• _PROBLEM TO SOLVE_
Search the records that follow and extract every line containing the string "screenshot".

• _Stored items from a collection_
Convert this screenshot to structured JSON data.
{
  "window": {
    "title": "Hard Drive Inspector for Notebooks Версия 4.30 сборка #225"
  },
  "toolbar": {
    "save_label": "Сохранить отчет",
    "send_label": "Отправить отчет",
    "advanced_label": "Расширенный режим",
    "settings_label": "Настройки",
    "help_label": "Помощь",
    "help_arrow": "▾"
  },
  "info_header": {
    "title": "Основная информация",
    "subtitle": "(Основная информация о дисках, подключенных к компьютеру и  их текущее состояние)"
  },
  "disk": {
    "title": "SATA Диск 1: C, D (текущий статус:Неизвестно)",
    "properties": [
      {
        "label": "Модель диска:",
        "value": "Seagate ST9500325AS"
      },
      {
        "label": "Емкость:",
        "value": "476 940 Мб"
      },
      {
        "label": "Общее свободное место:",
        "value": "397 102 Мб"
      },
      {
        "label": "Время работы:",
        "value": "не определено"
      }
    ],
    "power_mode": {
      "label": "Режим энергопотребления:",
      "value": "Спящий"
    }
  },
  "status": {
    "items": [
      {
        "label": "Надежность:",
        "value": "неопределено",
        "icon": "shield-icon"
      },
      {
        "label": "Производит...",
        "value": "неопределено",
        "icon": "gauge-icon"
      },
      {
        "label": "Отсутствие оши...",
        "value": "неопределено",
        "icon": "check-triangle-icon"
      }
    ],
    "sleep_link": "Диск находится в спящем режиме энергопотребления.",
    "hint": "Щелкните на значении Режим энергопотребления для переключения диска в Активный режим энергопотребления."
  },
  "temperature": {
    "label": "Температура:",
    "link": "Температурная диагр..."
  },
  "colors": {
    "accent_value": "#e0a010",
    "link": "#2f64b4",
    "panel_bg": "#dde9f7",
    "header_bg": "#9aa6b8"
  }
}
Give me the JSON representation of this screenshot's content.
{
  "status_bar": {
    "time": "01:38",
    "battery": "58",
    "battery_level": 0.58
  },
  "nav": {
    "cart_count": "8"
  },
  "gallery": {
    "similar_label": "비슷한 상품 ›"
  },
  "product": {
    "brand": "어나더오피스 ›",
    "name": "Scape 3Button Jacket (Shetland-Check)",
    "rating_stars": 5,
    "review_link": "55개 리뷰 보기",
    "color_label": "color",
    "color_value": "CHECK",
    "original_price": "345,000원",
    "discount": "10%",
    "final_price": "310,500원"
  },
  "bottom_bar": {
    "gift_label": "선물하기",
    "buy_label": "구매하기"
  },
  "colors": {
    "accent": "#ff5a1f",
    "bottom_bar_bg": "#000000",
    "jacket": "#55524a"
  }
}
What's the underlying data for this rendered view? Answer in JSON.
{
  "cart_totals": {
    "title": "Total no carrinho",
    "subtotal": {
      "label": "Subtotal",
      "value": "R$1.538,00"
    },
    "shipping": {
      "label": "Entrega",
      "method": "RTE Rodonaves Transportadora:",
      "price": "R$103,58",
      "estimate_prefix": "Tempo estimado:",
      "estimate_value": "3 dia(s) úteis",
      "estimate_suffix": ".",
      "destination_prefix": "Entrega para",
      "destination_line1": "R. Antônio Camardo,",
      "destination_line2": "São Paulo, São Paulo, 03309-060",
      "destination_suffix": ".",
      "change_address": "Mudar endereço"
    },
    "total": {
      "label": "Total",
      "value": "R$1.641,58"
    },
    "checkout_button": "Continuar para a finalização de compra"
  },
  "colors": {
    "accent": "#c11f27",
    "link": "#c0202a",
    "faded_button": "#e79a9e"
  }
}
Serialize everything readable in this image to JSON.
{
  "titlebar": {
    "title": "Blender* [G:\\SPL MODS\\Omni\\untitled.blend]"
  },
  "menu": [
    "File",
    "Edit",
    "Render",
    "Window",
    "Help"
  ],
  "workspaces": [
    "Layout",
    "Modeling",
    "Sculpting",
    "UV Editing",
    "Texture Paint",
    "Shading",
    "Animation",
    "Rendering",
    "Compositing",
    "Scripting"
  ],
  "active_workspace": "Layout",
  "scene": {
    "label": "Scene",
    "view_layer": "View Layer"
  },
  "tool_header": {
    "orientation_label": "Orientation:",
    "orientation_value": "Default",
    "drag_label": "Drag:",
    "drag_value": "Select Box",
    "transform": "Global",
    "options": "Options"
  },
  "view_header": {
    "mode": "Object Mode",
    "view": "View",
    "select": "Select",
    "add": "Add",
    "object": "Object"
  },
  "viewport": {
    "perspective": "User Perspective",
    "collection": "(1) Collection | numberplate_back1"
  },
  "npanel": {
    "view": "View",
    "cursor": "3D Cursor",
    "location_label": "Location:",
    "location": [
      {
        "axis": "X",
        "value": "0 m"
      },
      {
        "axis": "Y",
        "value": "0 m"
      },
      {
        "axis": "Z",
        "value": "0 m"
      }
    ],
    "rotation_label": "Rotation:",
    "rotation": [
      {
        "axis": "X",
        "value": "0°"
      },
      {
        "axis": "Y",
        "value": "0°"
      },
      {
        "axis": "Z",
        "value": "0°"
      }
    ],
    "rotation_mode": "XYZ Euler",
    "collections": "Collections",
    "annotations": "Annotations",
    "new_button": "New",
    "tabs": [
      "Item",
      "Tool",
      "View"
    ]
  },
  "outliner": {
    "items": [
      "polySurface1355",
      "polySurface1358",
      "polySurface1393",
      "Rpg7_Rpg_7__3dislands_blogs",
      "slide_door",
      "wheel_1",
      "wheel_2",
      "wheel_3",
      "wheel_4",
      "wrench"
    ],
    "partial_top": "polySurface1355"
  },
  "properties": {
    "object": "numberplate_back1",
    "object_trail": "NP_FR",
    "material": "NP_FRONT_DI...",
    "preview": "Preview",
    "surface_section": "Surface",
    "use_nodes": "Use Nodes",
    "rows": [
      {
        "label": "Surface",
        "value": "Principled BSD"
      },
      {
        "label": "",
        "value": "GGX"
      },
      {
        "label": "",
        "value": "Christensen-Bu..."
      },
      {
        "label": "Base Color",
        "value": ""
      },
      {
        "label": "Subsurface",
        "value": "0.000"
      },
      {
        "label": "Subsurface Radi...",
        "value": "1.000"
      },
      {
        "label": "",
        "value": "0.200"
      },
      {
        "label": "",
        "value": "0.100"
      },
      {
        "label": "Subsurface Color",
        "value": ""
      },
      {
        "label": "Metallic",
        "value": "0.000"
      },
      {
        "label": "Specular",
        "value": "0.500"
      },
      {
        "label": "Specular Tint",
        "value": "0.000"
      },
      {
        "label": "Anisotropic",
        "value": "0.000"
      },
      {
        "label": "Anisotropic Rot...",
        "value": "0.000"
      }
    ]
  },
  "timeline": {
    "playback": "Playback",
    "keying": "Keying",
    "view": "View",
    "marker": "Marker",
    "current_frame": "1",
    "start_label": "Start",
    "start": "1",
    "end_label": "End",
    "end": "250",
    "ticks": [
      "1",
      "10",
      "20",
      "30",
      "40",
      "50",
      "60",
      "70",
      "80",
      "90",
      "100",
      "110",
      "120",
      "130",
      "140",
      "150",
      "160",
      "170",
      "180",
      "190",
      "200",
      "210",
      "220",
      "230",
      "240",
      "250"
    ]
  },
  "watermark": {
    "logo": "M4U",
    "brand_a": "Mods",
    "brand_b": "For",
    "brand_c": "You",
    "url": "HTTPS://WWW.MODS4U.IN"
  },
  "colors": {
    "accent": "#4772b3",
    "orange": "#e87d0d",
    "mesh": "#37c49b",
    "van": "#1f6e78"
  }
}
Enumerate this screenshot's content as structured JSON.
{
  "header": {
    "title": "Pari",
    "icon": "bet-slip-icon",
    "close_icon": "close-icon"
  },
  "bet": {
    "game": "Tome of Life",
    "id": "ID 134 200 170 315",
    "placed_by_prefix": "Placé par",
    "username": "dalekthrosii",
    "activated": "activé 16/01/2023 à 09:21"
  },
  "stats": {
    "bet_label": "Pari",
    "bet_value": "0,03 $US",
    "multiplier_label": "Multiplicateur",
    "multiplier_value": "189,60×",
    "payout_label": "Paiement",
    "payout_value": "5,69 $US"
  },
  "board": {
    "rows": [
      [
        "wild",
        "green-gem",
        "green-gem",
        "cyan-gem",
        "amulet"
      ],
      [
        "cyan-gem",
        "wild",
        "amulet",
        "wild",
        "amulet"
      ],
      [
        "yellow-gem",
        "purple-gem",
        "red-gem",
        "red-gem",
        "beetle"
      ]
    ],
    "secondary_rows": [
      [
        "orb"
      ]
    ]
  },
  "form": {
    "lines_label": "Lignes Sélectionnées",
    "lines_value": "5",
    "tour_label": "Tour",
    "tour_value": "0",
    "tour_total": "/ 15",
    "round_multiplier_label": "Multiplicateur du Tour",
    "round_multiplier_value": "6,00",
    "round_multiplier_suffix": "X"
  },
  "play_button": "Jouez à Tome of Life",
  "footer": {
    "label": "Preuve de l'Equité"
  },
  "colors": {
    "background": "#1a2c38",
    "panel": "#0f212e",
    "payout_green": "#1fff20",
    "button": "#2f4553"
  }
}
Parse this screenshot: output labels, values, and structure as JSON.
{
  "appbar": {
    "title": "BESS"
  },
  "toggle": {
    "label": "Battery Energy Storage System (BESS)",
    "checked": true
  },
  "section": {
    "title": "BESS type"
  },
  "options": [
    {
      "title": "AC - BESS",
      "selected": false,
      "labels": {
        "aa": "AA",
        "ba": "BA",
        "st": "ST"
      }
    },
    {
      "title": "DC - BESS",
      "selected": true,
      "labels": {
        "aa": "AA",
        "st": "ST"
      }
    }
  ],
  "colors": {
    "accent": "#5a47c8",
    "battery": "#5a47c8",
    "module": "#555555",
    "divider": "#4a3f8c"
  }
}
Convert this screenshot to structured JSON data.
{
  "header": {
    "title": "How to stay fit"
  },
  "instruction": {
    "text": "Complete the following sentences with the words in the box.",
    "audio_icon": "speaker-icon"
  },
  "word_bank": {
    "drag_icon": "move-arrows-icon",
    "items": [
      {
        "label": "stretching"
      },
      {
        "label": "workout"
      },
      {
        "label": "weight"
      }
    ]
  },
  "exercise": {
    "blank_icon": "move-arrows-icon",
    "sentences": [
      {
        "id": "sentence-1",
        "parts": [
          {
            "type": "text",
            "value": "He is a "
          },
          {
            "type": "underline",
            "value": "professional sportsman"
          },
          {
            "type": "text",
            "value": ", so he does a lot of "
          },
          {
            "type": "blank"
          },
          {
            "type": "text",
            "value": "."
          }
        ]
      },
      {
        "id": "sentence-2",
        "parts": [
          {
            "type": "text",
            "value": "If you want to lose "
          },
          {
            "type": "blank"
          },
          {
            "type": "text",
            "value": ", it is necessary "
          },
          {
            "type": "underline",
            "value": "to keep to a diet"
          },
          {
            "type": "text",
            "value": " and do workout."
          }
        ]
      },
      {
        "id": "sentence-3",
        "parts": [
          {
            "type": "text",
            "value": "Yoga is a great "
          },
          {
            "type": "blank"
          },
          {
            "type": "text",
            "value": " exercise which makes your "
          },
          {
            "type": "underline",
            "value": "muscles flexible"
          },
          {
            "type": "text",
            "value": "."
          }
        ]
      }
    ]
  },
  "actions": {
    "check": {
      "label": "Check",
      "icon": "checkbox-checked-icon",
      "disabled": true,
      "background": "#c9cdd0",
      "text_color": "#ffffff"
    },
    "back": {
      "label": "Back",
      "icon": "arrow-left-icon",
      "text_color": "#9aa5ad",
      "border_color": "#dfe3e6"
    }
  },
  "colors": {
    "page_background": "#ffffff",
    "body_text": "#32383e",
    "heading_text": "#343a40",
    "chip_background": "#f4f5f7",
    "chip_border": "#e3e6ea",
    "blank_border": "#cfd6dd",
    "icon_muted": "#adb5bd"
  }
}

• _SOLUTION FOR THIS EXERCISE_
Convert this screenshot to structured JSON data.
Give me the JSON representation of this screenshot's content.
Enumerate this screenshot's content as structured JSON.
Parse this screenshot: output labels, values, and structure as JSON.
Convert this screenshot to structured JSON data.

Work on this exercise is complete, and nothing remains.